GIVEN RECORDS START

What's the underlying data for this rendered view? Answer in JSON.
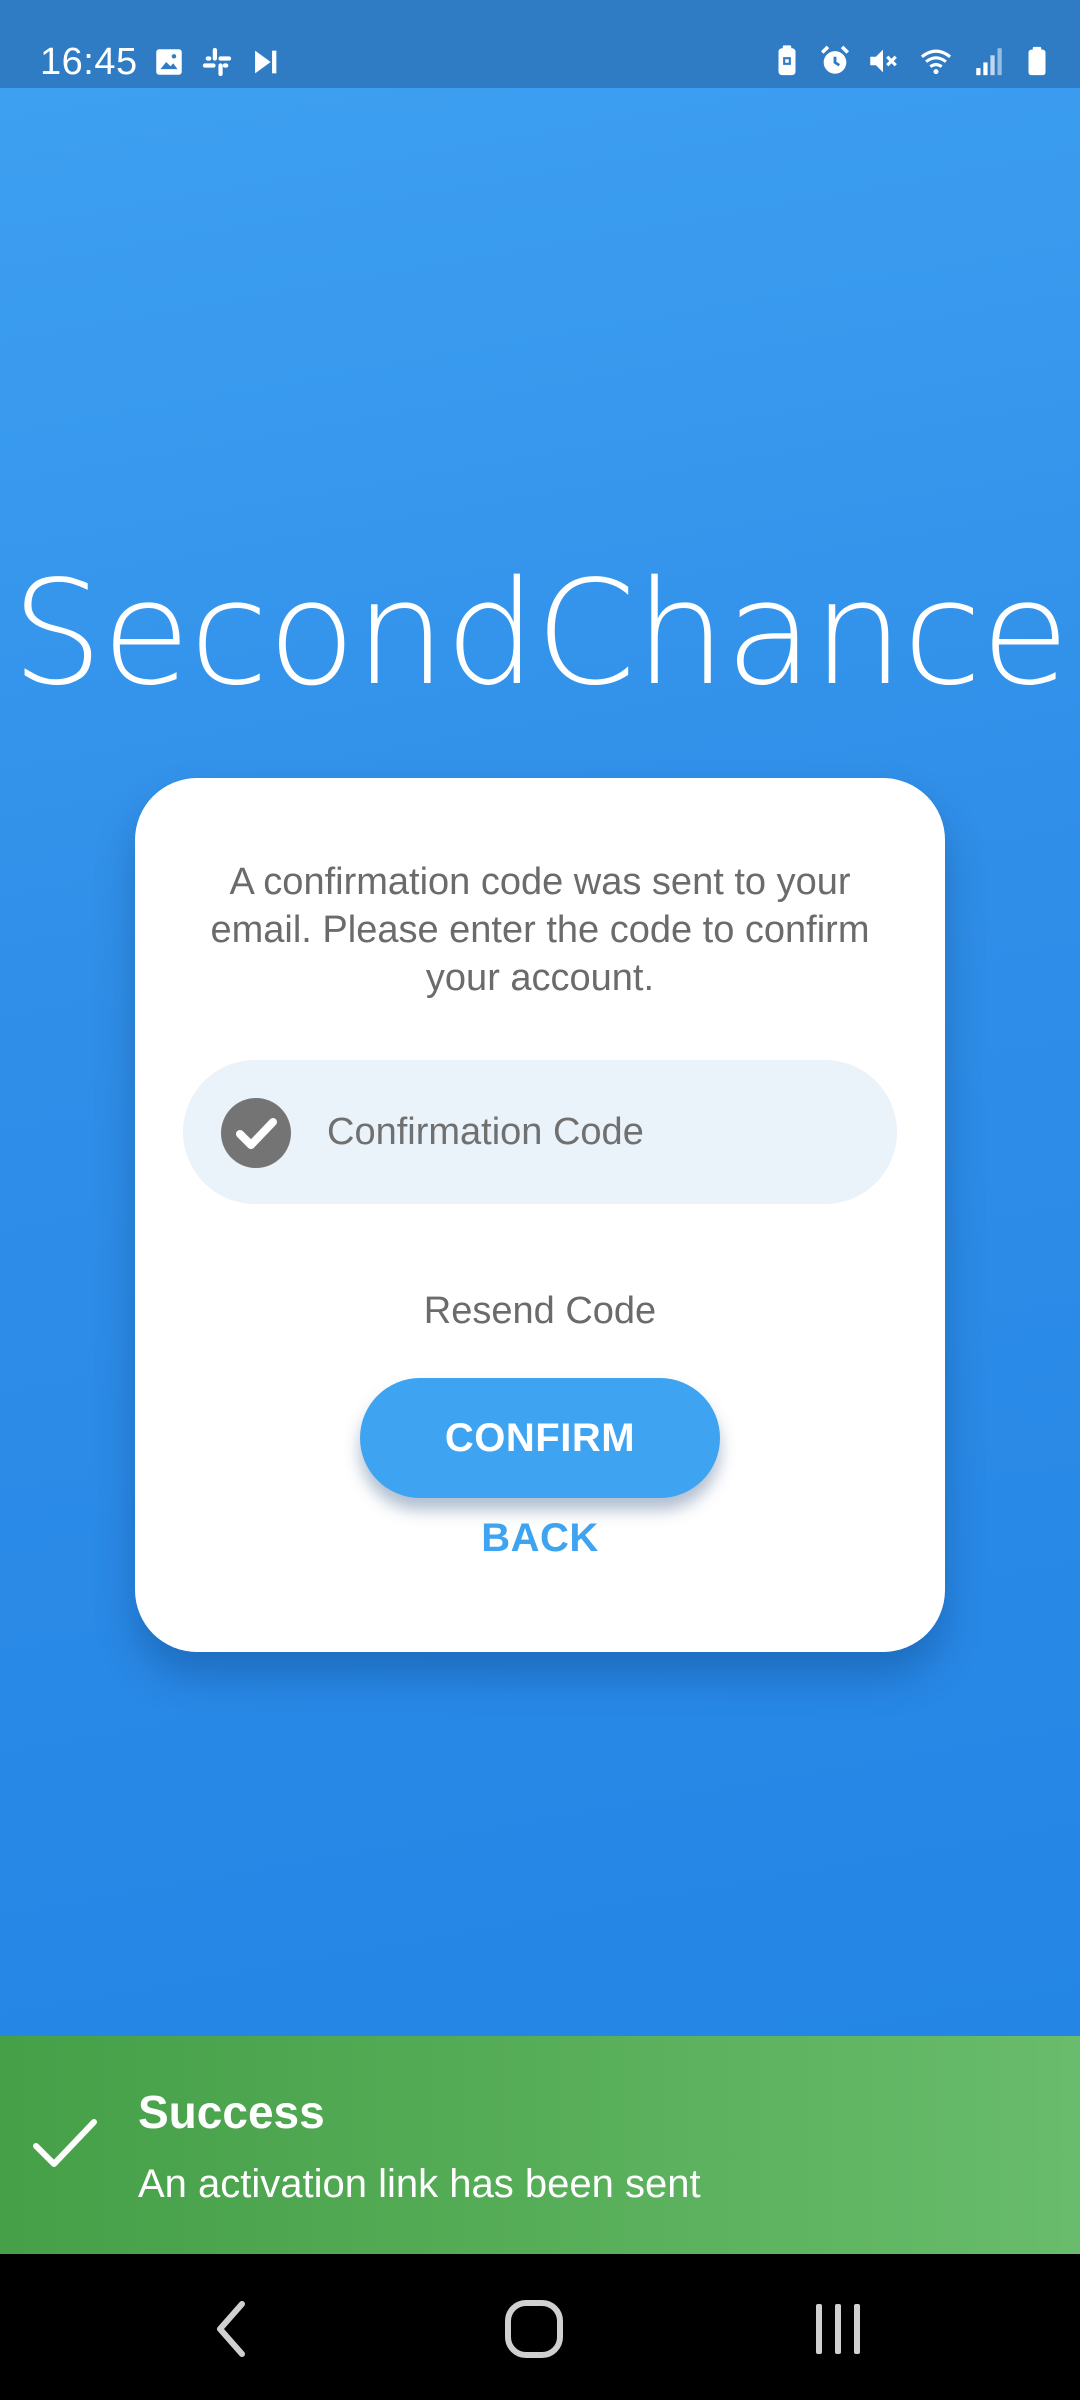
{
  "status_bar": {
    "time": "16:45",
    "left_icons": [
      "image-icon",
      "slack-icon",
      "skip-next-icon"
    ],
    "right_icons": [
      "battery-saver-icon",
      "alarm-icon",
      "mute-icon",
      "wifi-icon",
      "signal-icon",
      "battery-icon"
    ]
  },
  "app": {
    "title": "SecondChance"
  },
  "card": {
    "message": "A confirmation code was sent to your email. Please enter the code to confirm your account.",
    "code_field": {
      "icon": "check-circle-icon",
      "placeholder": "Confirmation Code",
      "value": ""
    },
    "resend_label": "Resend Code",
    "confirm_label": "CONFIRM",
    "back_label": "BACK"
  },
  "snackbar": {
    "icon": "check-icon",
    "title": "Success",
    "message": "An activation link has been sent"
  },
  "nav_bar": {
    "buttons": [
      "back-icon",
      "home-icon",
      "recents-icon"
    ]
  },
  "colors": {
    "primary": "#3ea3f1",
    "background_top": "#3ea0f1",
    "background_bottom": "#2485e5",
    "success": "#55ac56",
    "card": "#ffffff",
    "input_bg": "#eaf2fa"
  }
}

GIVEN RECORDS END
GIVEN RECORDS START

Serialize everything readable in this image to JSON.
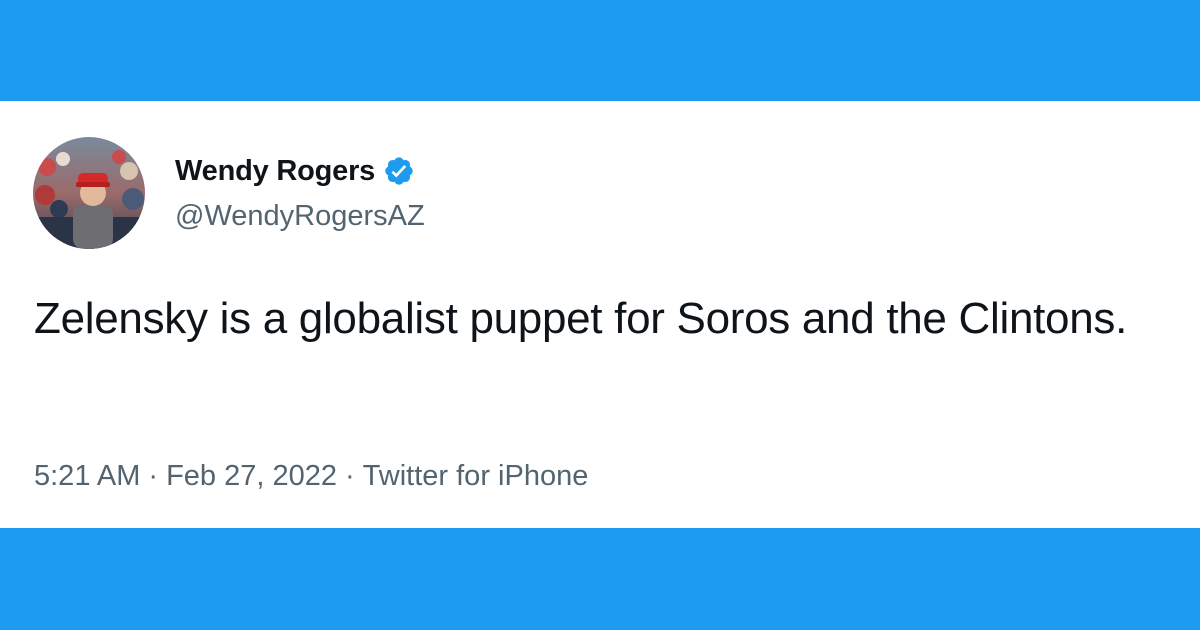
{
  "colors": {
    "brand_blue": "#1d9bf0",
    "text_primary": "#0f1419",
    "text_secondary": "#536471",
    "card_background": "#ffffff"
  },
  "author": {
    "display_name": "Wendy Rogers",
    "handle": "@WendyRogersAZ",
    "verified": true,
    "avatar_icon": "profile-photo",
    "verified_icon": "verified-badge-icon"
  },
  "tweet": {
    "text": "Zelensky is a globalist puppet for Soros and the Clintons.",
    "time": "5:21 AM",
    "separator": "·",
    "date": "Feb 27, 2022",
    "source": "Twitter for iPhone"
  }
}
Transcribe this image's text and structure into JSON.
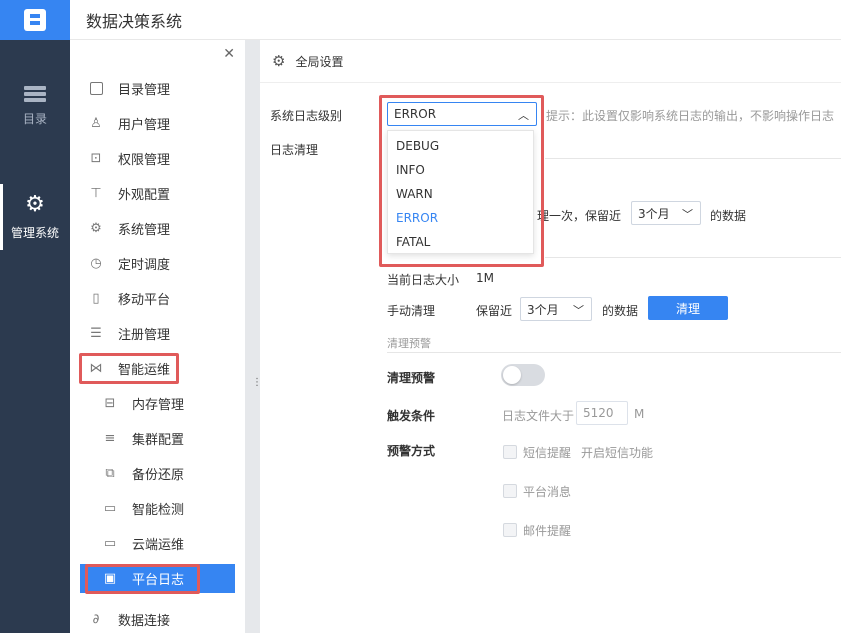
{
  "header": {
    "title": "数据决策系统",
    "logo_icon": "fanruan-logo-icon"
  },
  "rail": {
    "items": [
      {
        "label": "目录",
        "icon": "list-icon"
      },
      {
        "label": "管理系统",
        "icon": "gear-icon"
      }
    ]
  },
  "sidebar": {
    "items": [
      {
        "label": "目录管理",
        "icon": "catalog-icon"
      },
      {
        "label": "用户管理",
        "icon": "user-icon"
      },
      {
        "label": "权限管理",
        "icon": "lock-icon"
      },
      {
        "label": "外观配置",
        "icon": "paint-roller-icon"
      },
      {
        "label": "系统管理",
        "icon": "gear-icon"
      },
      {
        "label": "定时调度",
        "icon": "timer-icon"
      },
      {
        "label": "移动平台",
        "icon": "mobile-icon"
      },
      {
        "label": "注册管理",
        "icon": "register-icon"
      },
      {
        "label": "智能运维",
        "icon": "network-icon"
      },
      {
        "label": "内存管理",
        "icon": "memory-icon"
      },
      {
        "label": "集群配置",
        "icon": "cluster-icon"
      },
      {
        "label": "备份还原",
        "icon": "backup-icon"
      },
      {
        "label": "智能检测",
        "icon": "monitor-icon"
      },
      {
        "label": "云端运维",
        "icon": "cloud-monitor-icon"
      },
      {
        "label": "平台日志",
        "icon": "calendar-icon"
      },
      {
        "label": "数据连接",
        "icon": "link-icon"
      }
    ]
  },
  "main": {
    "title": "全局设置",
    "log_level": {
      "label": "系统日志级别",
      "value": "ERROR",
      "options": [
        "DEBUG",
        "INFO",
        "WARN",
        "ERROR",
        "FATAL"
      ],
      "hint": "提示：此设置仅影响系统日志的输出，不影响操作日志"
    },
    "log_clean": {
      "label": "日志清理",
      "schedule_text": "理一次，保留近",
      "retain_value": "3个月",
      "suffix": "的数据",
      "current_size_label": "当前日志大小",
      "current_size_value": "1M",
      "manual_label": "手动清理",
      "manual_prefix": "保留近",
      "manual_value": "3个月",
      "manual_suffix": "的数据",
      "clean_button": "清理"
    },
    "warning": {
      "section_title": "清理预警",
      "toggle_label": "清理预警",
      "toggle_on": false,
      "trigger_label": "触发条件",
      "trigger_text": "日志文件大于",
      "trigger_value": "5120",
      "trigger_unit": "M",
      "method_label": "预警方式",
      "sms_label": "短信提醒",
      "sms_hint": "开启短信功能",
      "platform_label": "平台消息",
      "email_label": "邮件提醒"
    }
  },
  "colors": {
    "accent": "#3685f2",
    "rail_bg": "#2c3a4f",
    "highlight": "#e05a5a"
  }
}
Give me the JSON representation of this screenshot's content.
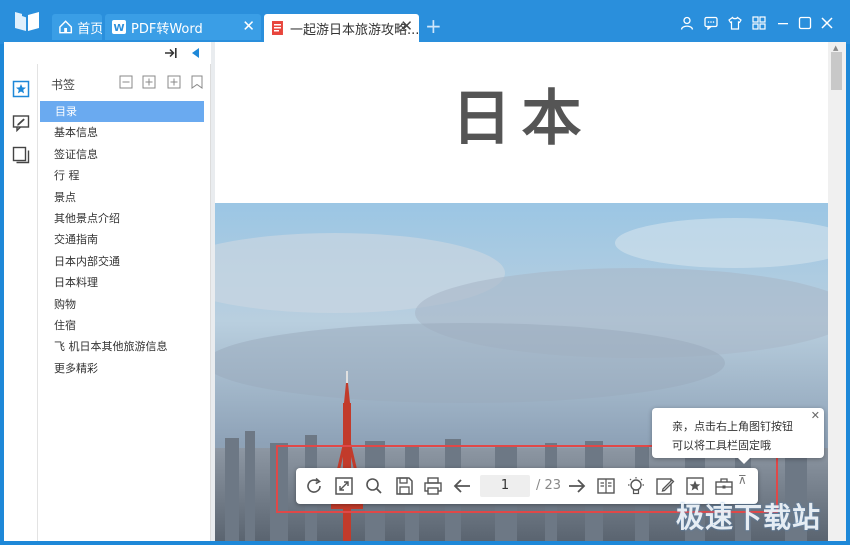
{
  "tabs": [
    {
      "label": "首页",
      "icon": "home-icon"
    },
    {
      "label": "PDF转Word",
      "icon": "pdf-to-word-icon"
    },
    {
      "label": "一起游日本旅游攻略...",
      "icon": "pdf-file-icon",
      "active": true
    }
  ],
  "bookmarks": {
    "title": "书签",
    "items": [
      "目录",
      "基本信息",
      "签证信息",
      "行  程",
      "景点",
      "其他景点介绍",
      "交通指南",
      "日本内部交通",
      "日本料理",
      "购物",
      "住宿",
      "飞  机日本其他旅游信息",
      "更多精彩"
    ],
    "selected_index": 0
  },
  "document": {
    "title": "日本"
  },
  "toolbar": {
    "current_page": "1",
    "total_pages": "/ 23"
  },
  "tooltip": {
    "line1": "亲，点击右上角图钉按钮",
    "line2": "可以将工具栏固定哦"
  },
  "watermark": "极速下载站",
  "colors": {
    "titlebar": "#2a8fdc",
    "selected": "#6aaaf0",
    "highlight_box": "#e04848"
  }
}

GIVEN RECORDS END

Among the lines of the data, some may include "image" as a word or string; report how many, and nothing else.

REPLY TO THE EXERCISE:
3